== Exercise brief ==
Filter the records for "ffffff" and keep each line that has it.

Entries from a dataset of interfaces
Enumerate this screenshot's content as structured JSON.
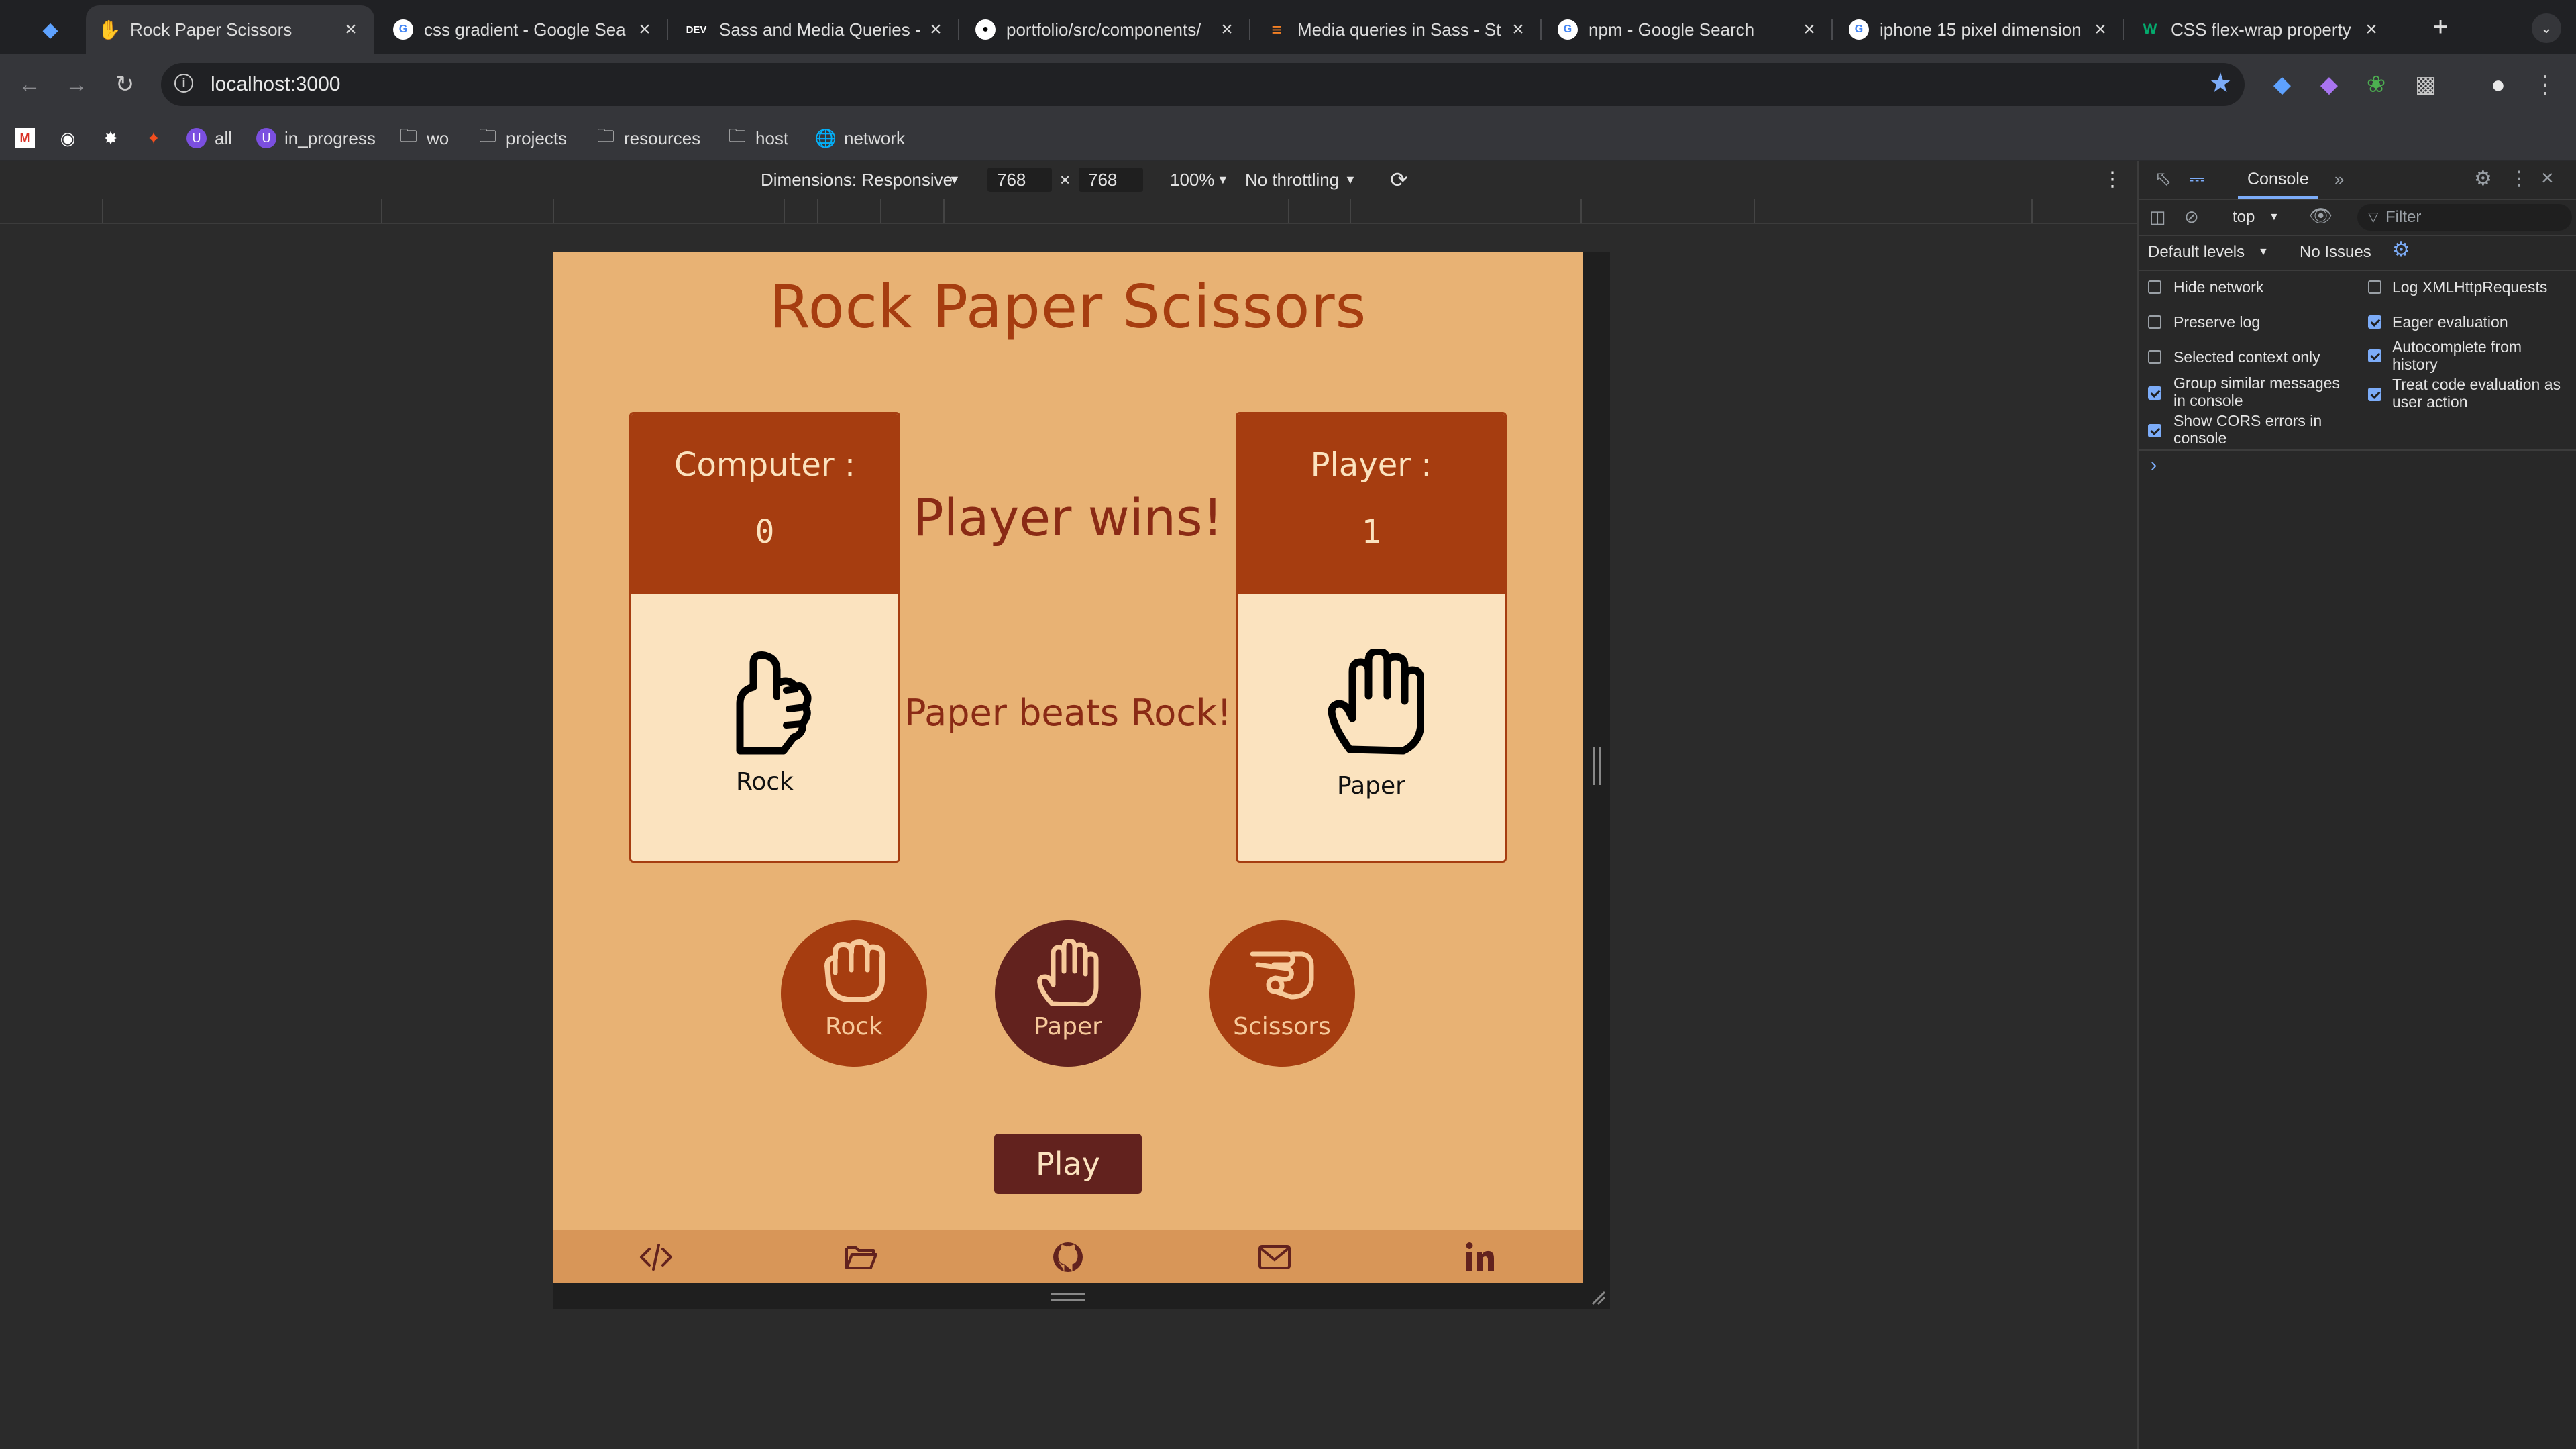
{
  "tabs": [
    {
      "title": "",
      "favicon": "gem-icon",
      "x": 0
    },
    {
      "title": "Rock Paper Scissors",
      "favicon": "hand-icon",
      "active": true
    },
    {
      "title": "css gradient - Google Sea",
      "favicon": "google-icon"
    },
    {
      "title": "Sass and Media Queries -",
      "favicon": "dev-icon"
    },
    {
      "title": "portfolio/src/components/",
      "favicon": "github-icon"
    },
    {
      "title": "Media queries in Sass - St",
      "favicon": "stackoverflow-icon"
    },
    {
      "title": "npm - Google Search",
      "favicon": "google-icon"
    },
    {
      "title": "iphone 15 pixel dimension",
      "favicon": "google-icon"
    },
    {
      "title": "CSS flex-wrap property",
      "favicon": "w3-icon"
    }
  ],
  "address": {
    "url": "localhost:3000"
  },
  "bookmarks": [
    {
      "label": ""
    },
    {
      "label": ""
    },
    {
      "label": ""
    },
    {
      "label": ""
    },
    {
      "label": "all"
    },
    {
      "label": "in_progress"
    },
    {
      "label": "wo"
    },
    {
      "label": "projects"
    },
    {
      "label": "resources"
    },
    {
      "label": "host"
    },
    {
      "label": "network"
    }
  ],
  "device_toolbar": {
    "dimensions": "Dimensions: Responsive",
    "width": "768",
    "height": "768",
    "times": "×",
    "zoom": "100%",
    "throttling": "No throttling"
  },
  "app": {
    "title": "Rock Paper Scissors",
    "computer": {
      "label": "Computer :",
      "score": "0",
      "choice": "Rock",
      "choice_icon": "fist-icon"
    },
    "player": {
      "label": "Player :",
      "score": "1",
      "choice": "Paper",
      "choice_icon": "open-hand-icon"
    },
    "result": "Player wins!",
    "explanation": "Paper beats Rock!",
    "choices": [
      {
        "label": "Rock",
        "color": "#a63d10",
        "icon": "fist-icon"
      },
      {
        "label": "Paper",
        "color": "#62221e",
        "icon": "open-hand-icon"
      },
      {
        "label": "Scissors",
        "color": "#a63d10",
        "icon": "scissors-hand-icon"
      }
    ],
    "play_label": "Play",
    "footer_icons": [
      "code-icon",
      "folder-icon",
      "github-icon",
      "mail-icon",
      "linkedin-icon"
    ]
  },
  "devtools": {
    "tab": "Console",
    "context": "top",
    "filter_placeholder": "Filter",
    "levels": "Default levels",
    "issues": "No Issues",
    "settings_left": [
      {
        "label": "Hide network",
        "checked": false
      },
      {
        "label": "Preserve log",
        "checked": false
      },
      {
        "label": "Selected context only",
        "checked": false
      },
      {
        "label": "Group similar messages in console",
        "checked": true
      },
      {
        "label": "Show CORS errors in console",
        "checked": true
      }
    ],
    "settings_right": [
      {
        "label": "Log XMLHttpRequests",
        "checked": false
      },
      {
        "label": "Eager evaluation",
        "checked": true
      },
      {
        "label": "Autocomplete from history",
        "checked": true
      },
      {
        "label": "Treat code evaluation as user action",
        "checked": true
      }
    ],
    "prompt": "›"
  },
  "colors": {
    "app_bg": "#e8b274",
    "primary": "#a63d10",
    "dark": "#62221e",
    "card_bg": "#fbe3bf",
    "footer": "#d89658"
  }
}
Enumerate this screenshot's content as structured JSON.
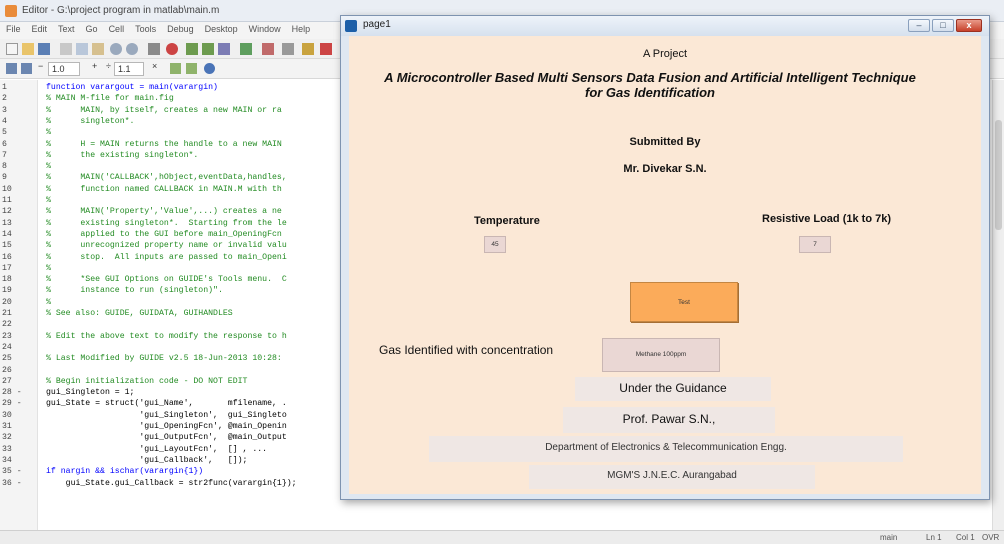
{
  "editor": {
    "title": "Editor - G:\\project program in matlab\\main.m",
    "menu": [
      "File",
      "Edit",
      "Text",
      "Go",
      "Cell",
      "Tools",
      "Debug",
      "Desktop",
      "Window",
      "Help"
    ],
    "cellbar": {
      "value1": "1.0",
      "plus": "+",
      "divide": "÷",
      "value2": "1.1",
      "times": "×"
    },
    "code_lines": [
      {
        "n": "1",
        "t": "function varargout = main(varargin)",
        "k": "kw"
      },
      {
        "n": "2",
        "t": "% MAIN M-file for main.fig",
        "k": "comment"
      },
      {
        "n": "3",
        "t": "%      MAIN, by itself, creates a new MAIN or ra",
        "k": "comment"
      },
      {
        "n": "4",
        "t": "%      singleton*.",
        "k": "comment"
      },
      {
        "n": "5",
        "t": "%",
        "k": "comment"
      },
      {
        "n": "6",
        "t": "%      H = MAIN returns the handle to a new MAIN",
        "k": "comment"
      },
      {
        "n": "7",
        "t": "%      the existing singleton*.",
        "k": "comment"
      },
      {
        "n": "8",
        "t": "%",
        "k": "comment"
      },
      {
        "n": "9",
        "t": "%      MAIN('CALLBACK',hObject,eventData,handles,",
        "k": "comment"
      },
      {
        "n": "10",
        "t": "%      function named CALLBACK in MAIN.M with th",
        "k": "comment"
      },
      {
        "n": "11",
        "t": "%",
        "k": "comment"
      },
      {
        "n": "12",
        "t": "%      MAIN('Property','Value',...) creates a ne",
        "k": "comment"
      },
      {
        "n": "13",
        "t": "%      existing singleton*.  Starting from the le",
        "k": "comment"
      },
      {
        "n": "14",
        "t": "%      applied to the GUI before main_OpeningFcn",
        "k": "comment"
      },
      {
        "n": "15",
        "t": "%      unrecognized property name or invalid valu",
        "k": "comment"
      },
      {
        "n": "16",
        "t": "%      stop.  All inputs are passed to main_Openi",
        "k": "comment"
      },
      {
        "n": "17",
        "t": "%",
        "k": "comment"
      },
      {
        "n": "18",
        "t": "%      *See GUI Options on GUIDE's Tools menu.  C",
        "k": "comment"
      },
      {
        "n": "19",
        "t": "%      instance to run (singleton)\".",
        "k": "comment"
      },
      {
        "n": "20",
        "t": "%",
        "k": "comment"
      },
      {
        "n": "21",
        "t": "% See also: GUIDE, GUIDATA, GUIHANDLES",
        "k": "comment"
      },
      {
        "n": "22",
        "t": "",
        "k": "code"
      },
      {
        "n": "23",
        "t": "% Edit the above text to modify the response to h",
        "k": "comment"
      },
      {
        "n": "24",
        "t": "",
        "k": "code"
      },
      {
        "n": "25",
        "t": "% Last Modified by GUIDE v2.5 18-Jun-2013 10:28:",
        "k": "comment"
      },
      {
        "n": "26",
        "t": "",
        "k": "code"
      },
      {
        "n": "27",
        "t": "% Begin initialization code - DO NOT EDIT",
        "k": "comment"
      },
      {
        "n": "28 -",
        "t": "gui_Singleton = 1;",
        "k": "code"
      },
      {
        "n": "29 -",
        "t": "gui_State = struct('gui_Name',       mfilename, .",
        "k": "code"
      },
      {
        "n": "30",
        "t": "                   'gui_Singleton',  gui_Singleto",
        "k": "code"
      },
      {
        "n": "31",
        "t": "                   'gui_OpeningFcn', @main_Openin",
        "k": "code"
      },
      {
        "n": "32",
        "t": "                   'gui_OutputFcn',  @main_Output",
        "k": "code"
      },
      {
        "n": "33",
        "t": "                   'gui_LayoutFcn',  [] , ...",
        "k": "code"
      },
      {
        "n": "34",
        "t": "                   'gui_Callback',   []);",
        "k": "code"
      },
      {
        "n": "35 -",
        "t": "if nargin && ischar(varargin{1})",
        "k": "kw"
      },
      {
        "n": "36 -",
        "t": "    gui_State.gui_Callback = str2func(varargin{1});",
        "k": "code"
      }
    ],
    "status": {
      "mode": "main",
      "ln": "Ln 1",
      "col": "Col 1",
      "ovr": "OVR"
    }
  },
  "figure": {
    "window_title": "page1",
    "minimize": "–",
    "maximize": "□",
    "close": "x",
    "heading": "A Project",
    "project_title": "A Microcontroller Based Multi Sensors Data Fusion and Artificial Intelligent Technique for Gas Identification",
    "submitted_by": "Submitted By",
    "author": "Mr. Divekar S.N.",
    "temperature_label": "Temperature",
    "temperature_value": "45",
    "load_label": "Resistive Load (1k to 7k)",
    "load_value": "7",
    "test_button": "Test",
    "gas_label": "Gas Identified with concentration",
    "gas_result": "Methane 100ppm",
    "guidance": "Under the Guidance",
    "guide_name": "Prof. Pawar S.N.,",
    "department": "Department of Electronics & Telecommunication Engg.",
    "college": "MGM'S J.N.E.C. Aurangabad"
  },
  "colors": {
    "figure_bg": "#fbe8d6",
    "button": "#fbab5a",
    "edit_box": "#ead7d4",
    "comment": "#228b22"
  }
}
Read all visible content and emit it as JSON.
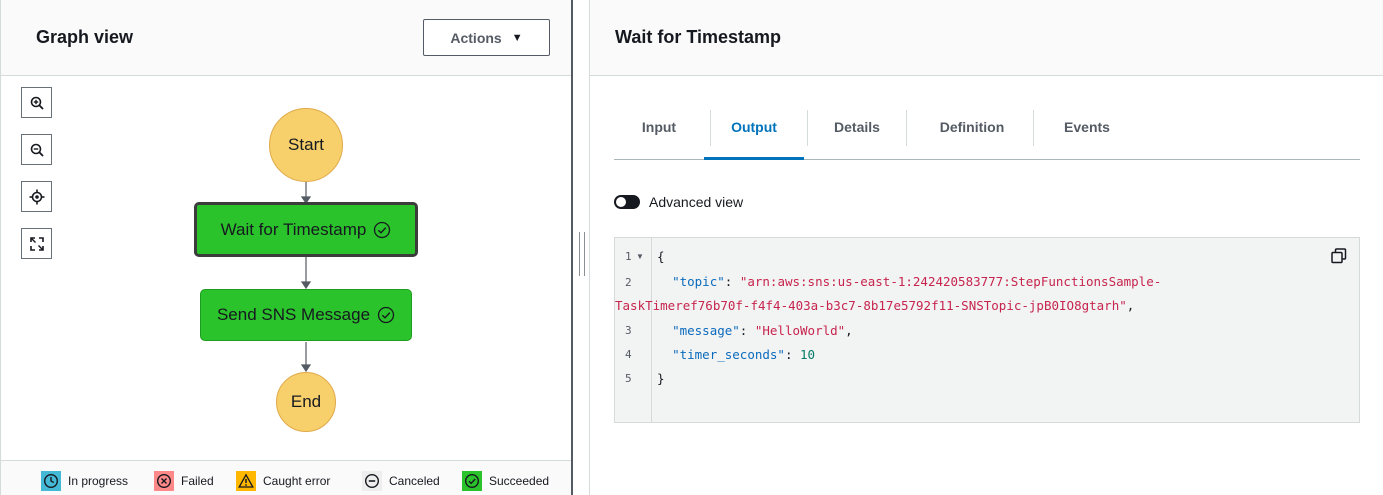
{
  "graph_panel": {
    "title": "Graph view",
    "actions_label": "Actions",
    "zoom_controls": [
      "zoom-in-icon",
      "zoom-out-icon",
      "center-icon",
      "fit-screen-icon"
    ],
    "nodes": [
      {
        "label": "Start",
        "kind": "terminal"
      },
      {
        "label": "Wait for Timestamp",
        "kind": "state",
        "status": "Succeeded",
        "selected": true
      },
      {
        "label": "Send SNS Message",
        "kind": "state",
        "status": "Succeeded",
        "selected": false
      },
      {
        "label": "End",
        "kind": "terminal"
      }
    ],
    "legend": [
      {
        "label": "In progress",
        "icon": "clock-icon",
        "color": "#44b9d6"
      },
      {
        "label": "Failed",
        "icon": "x-circle-icon",
        "color": "#ff8888"
      },
      {
        "label": "Caught error",
        "icon": "warning-icon",
        "color": "#ffb700"
      },
      {
        "label": "Canceled",
        "icon": "minus-circle-icon",
        "color": "#cccccc"
      },
      {
        "label": "Succeeded",
        "icon": "check-circle-icon",
        "color": "#2bc32b"
      }
    ]
  },
  "detail_panel": {
    "title": "Wait for Timestamp",
    "tabs": [
      "Input",
      "Output",
      "Details",
      "Definition",
      "Events"
    ],
    "active_tab": "Output",
    "advanced_view_label": "Advanced view",
    "code": {
      "line_numbers": [
        "1",
        "2",
        "3",
        "4",
        "5"
      ],
      "open_brace": "{",
      "close_brace": "}",
      "topic_key": "\"topic\"",
      "topic_value_1": "\"arn:aws:sns:us-east-1:242420583777:StepFunctionsSample-",
      "topic_value_2": "TaskTimeref76b70f-f4f4-403a-b3c7-8b17e5792f11-SNSTopic-jpB0IO8gtarh\"",
      "message_key": "\"message\"",
      "message_value": "\"HelloWorld\"",
      "timer_key": "\"timer_seconds\"",
      "timer_value": "10"
    }
  },
  "colors": {
    "succeeded": "#2bc32b",
    "terminal": "#f7d06b",
    "accent": "#0073bb"
  }
}
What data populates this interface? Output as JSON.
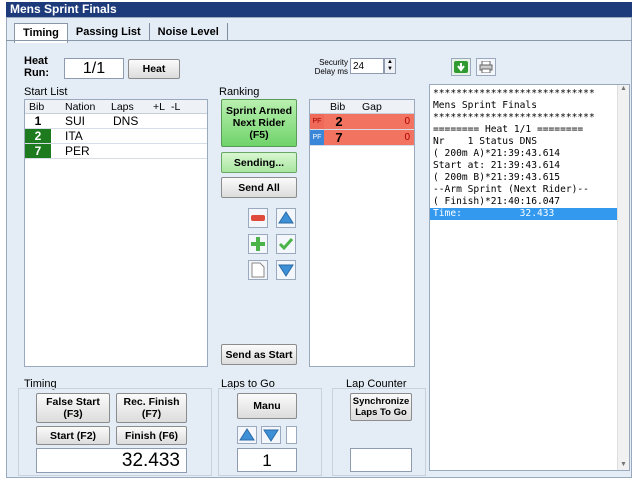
{
  "window": {
    "title": "Mens Sprint Finals"
  },
  "tabs": [
    {
      "label": "Timing"
    },
    {
      "label": "Passing List"
    },
    {
      "label": "Noise Level"
    }
  ],
  "heat": {
    "label_line1": "Heat",
    "label_line2": "Run:",
    "value": "1/1",
    "button": "Heat"
  },
  "security": {
    "label_line1": "Security",
    "label_line2": "Delay ms",
    "value": "24"
  },
  "start_list": {
    "title": "Start List",
    "headers": {
      "bib": "Bib",
      "nation": "Nation",
      "laps": "Laps",
      "plus_l": "+L",
      "minus_l": "-L"
    },
    "rows": [
      {
        "bib": "1",
        "nation": "SUI",
        "laps": "DNS",
        "bib_bg": "#ffffff",
        "bib_color": "#000000"
      },
      {
        "bib": "2",
        "nation": "ITA",
        "laps": "",
        "bib_bg": "#1e7a1e",
        "bib_color": "#ffffff"
      },
      {
        "bib": "7",
        "nation": "PER",
        "laps": "",
        "bib_bg": "#1e7a1e",
        "bib_color": "#ffffff"
      }
    ]
  },
  "ranking": {
    "title": "Ranking",
    "sprint_armed": {
      "line1": "Sprint Armed",
      "line2": "Next Rider",
      "line3": "(F5)"
    },
    "sending": "Sending...",
    "send_all": "Send All",
    "send_as_start": "Send as Start",
    "headers": {
      "bib": "Bib",
      "gap": "Gap"
    },
    "rows": [
      {
        "tag": "PF",
        "bib": "2",
        "gap": "0",
        "tag_bg": "#f06a5a",
        "tag_color": "#a00000"
      },
      {
        "tag": "PF",
        "bib": "7",
        "gap": "0",
        "tag_bg": "#3a86d8",
        "tag_color": "#ffffff"
      }
    ]
  },
  "log": {
    "lines": [
      "****************************",
      "Mens Sprint Finals",
      "****************************",
      "======== Heat 1/1 ========",
      "Nr    1 Status DNS",
      "( 200m A)*21:39:43.614",
      "Start at: 21:39:43.614",
      "( 200m B)*21:39:43.615",
      "--Arm Sprint (Next Rider)--",
      "( Finish)*21:40:16.047"
    ],
    "selected_line": "Time:          32.433"
  },
  "timing": {
    "title": "Timing",
    "false_start": {
      "line1": "False Start",
      "line2": "(F3)"
    },
    "rec_finish": {
      "line1": "Rec. Finish",
      "line2": "(F7)"
    },
    "start": "Start (F2)",
    "finish": "Finish (F6)",
    "display": "32.433"
  },
  "laps_to_go": {
    "title": "Laps to Go",
    "manu": "Manu",
    "value": "1"
  },
  "lap_counter": {
    "title": "Lap Counter",
    "sync_line1": "Synchronize",
    "sync_line2": "Laps To Go"
  }
}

== Answer space ==
        "bib_bg": "#ffffff",
        "bib_color": "#ffffff"
        "bib_color": "#ffffff"
        "tag_color": "#ffffff"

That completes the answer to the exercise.